## Task instructions
All lines in the material below that hold "label" should be found and copied.

## Given data
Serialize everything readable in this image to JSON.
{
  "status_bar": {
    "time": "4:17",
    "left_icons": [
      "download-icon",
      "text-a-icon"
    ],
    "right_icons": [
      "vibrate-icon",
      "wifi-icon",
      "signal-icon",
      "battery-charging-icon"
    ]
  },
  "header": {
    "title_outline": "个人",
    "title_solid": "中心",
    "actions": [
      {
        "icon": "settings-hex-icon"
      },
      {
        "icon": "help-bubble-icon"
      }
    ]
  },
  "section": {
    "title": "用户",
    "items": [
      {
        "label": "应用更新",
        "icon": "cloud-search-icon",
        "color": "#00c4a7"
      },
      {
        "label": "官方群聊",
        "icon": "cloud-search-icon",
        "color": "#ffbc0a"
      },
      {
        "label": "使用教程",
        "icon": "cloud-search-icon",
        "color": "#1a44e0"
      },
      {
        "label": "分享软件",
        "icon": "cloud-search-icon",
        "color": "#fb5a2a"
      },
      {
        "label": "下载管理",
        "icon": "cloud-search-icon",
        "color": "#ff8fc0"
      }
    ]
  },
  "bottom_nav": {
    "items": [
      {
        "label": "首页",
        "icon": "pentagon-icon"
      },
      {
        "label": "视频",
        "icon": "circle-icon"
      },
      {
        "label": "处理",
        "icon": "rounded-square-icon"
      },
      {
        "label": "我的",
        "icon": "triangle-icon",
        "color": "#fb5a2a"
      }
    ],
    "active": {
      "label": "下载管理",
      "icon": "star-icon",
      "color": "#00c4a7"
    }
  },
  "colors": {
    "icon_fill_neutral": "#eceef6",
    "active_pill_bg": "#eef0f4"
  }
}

## Written response
        "label": "应用更新",
        "label": "官方群聊",
        "label": "使用教程",
        "label": "分享软件",
        "label": "下载管理",
        "label": "首页",
        "label": "视频",
        "label": "处理",
        "label": "我的",
      "label": "下载管理",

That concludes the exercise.